The interesting part about who gets what in a divorce is that you and your spouse get to decide.

That’s right.

The two of you are empowered to select the mix of assets and liabilities you both receive as part of the divorce.

Maybe one of you wants to keep the house while one of you is closer to retirement and wants to keep more of the retirement assets. One of you wants the car while the other will take the RV. All of these decisions are yours to make.

Giving You The Perspective You Need

In our role as mediators, we keep a watchful eye on the negotiations. Our concern is to ensure one party isn’t going to wind up at a severe economic disadvantage.

Not everyone possesses the financial expertise regarding property and divorce that we do. We work to level the playing field if there’s a power imbalance due to a lack of understanding of financial matters.

And while the decisions are yours to make, make no mistake:
We will actively guide you through the decision-making process to help you both arrive at the most fair and equitable settlement possible.

Our mediators know the law and the numbers.

Discovering Your Financial Past

Before we get down to the deciding, we need to discover what it is the two of you have been working to build over the years.

To begin the process of determining who gets what in a divorce, we’ll ask you and your spouse to provide us with the values of all marital assets including, but not limited to:

  • Your marital home or other real estate you’ve acquired.
  • Your checking accounts, savings accounts, money markets and CDs.
  • Any 401(k) Plans, IRAs, pensions or non-retirement investments you’ve earned while married.
  • Any privately held business should you or your spouse be self-employed.
  • Your vehicle information including automobiles, motorcycles, boats or RVs.
  • Personal furnishings, appliances and decorative items of significant value.

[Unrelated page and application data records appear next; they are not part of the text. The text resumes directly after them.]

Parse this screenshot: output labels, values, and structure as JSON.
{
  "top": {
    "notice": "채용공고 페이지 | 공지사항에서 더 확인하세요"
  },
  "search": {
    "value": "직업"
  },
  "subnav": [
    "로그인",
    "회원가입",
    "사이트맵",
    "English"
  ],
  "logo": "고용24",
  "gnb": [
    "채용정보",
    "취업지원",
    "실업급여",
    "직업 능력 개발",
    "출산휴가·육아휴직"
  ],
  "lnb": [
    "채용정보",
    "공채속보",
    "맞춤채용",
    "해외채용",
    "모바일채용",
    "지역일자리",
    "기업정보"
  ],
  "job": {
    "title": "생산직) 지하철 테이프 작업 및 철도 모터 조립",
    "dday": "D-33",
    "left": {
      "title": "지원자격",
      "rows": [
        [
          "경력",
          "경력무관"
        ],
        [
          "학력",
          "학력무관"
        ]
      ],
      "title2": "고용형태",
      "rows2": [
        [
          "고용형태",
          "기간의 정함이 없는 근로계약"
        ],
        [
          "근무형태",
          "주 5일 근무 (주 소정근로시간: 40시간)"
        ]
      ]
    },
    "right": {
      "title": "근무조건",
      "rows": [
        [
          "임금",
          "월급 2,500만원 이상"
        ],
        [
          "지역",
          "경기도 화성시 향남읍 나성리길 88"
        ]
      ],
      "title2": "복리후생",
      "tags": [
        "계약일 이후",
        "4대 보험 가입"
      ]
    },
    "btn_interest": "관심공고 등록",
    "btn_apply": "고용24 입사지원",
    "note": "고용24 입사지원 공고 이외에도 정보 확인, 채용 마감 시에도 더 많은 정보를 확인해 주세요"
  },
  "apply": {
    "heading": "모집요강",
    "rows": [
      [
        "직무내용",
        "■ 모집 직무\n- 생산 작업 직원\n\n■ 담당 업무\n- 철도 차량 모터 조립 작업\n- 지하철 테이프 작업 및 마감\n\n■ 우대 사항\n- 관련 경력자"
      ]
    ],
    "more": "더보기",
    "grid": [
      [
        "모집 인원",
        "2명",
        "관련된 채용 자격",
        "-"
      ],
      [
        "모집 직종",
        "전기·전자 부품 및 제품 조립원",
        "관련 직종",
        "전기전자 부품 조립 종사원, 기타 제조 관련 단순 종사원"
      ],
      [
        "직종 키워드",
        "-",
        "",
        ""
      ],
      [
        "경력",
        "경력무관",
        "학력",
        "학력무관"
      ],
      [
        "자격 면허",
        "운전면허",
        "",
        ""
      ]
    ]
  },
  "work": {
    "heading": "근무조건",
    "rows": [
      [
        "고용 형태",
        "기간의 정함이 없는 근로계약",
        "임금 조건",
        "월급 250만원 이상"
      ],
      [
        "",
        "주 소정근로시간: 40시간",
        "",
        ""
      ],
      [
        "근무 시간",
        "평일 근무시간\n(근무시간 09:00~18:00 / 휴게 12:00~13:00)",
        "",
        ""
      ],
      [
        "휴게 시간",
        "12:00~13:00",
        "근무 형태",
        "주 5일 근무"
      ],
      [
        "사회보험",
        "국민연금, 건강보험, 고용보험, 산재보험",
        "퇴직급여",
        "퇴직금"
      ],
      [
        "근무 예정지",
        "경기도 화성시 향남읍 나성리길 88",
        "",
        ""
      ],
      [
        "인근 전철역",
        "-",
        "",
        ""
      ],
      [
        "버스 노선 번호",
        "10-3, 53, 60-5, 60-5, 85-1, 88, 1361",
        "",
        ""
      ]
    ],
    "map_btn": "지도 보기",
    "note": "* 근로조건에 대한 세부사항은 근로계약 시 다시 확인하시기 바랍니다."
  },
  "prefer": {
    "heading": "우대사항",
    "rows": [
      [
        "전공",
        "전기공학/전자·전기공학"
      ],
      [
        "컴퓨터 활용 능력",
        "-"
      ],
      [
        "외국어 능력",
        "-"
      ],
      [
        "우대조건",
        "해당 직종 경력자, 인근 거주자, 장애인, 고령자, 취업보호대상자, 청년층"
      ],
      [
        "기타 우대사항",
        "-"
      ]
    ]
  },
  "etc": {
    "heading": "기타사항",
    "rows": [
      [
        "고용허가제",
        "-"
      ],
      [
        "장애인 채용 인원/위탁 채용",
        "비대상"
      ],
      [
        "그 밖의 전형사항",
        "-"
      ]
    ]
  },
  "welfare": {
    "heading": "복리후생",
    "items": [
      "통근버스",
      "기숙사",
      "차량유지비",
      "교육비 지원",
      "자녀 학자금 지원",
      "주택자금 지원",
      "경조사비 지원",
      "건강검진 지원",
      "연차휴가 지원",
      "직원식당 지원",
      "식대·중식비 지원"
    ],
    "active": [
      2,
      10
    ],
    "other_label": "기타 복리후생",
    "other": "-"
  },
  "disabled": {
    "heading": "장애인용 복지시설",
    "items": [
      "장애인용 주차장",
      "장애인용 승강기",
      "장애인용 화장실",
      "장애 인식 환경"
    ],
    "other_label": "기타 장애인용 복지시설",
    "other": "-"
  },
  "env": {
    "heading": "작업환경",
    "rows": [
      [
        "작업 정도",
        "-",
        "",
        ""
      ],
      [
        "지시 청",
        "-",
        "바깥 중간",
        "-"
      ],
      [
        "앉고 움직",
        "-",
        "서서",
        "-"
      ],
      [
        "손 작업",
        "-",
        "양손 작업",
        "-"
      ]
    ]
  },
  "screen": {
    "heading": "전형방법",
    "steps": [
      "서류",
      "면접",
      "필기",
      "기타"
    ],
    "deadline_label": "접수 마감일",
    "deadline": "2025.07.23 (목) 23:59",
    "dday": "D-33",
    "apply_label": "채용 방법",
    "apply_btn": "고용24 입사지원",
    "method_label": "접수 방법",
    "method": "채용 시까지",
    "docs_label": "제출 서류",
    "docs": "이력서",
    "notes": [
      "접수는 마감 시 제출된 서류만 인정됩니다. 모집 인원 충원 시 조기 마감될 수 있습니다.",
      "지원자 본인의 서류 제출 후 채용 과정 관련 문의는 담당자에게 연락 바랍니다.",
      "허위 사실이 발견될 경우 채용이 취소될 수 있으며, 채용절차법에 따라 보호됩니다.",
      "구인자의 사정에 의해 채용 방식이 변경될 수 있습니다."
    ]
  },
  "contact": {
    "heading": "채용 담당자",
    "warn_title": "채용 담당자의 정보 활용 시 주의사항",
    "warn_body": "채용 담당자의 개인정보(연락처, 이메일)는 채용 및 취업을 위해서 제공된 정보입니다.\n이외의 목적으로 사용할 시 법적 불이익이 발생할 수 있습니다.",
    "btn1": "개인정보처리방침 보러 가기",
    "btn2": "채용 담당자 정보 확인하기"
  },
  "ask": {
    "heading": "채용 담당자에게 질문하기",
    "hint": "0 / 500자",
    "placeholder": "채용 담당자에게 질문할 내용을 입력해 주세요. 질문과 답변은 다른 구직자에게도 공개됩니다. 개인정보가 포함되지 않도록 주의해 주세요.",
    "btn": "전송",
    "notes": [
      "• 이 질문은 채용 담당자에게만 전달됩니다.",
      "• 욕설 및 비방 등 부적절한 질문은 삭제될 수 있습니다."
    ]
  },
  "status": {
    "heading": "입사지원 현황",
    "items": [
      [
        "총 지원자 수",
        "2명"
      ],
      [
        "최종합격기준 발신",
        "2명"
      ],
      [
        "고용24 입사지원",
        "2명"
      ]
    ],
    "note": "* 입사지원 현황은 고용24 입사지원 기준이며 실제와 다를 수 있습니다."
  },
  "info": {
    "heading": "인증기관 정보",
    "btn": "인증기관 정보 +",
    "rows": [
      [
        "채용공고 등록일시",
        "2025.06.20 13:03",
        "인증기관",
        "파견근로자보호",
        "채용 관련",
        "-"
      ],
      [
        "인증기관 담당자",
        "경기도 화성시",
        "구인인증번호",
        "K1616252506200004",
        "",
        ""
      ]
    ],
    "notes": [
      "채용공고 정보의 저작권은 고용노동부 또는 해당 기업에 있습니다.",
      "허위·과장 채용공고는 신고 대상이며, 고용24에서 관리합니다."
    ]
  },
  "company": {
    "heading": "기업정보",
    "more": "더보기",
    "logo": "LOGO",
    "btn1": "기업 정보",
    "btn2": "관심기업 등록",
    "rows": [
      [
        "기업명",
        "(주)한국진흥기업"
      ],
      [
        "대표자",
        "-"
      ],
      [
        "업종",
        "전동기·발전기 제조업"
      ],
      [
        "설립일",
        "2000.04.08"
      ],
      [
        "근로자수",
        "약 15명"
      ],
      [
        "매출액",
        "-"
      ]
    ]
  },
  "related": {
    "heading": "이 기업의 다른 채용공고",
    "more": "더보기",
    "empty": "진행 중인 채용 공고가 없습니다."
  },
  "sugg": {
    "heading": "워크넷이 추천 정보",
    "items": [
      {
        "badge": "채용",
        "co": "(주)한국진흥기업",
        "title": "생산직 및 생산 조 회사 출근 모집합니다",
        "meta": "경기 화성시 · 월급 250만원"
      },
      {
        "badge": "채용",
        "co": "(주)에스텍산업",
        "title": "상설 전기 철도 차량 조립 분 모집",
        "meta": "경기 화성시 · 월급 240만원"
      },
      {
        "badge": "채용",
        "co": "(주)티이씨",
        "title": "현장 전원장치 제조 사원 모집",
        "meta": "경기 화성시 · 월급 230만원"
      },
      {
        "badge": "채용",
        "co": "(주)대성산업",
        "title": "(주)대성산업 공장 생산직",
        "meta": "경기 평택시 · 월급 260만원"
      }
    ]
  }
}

In addition to the division of assets in divorce, we’ll ask each party to provide the values for all marital liabilities including, but not limited to:

  • Mortgages on your property including the first mortgage as well as any home equity loans.
  • Any automobile loans either of you might have.
  • Any personal loans with friends, family members or formal institutions.
  • Your credit card statements for both individual and joint accounts.
  • Any debts owed to or notices from the IRS.

We’ll review all of these items along with copies of your tax returns, pay stubs and credit reports so that we can get a complete financial picture of what you look like as a couple.

This enables us to help you and your spouse come to an agreement you both find fair.

Learn more about our divorce firm and what makes us different.

Property And Divorce Doesn’t Have To Be Complicated

Every couple’s situation is unique so why be forced to accept a settlement drafted by an attorney when you can have a direct say in your financial future?

Using mediation to discuss the division of liabilities and the division of assets in divorce is the best way to come to an agreement that is both flexible and fair.

Share This Page

    

EQUITABLE DISTRIBUTION

free e-book!


 

Updates from our Blog

What To Do if Your Lawyer-Driven Divorce Has Gotten Out of Hand

You’ve decided to divorce and now you’re in the middle of a grueling process. All the attorneys seem to do is fight and you’re not getting any closer to being finished. And the stress of the divorce is making you absolutely crazy, leaving you to wonder how anyone copes with divorce litigation. If you had only known that an attorney-driven...Read more

Praise from Clients

"Just wanted to say thank you for making us feel comfortable and making the mediation go smooth.

We are both doing well. Thanks again."

- A.D., Bridgewater, NJ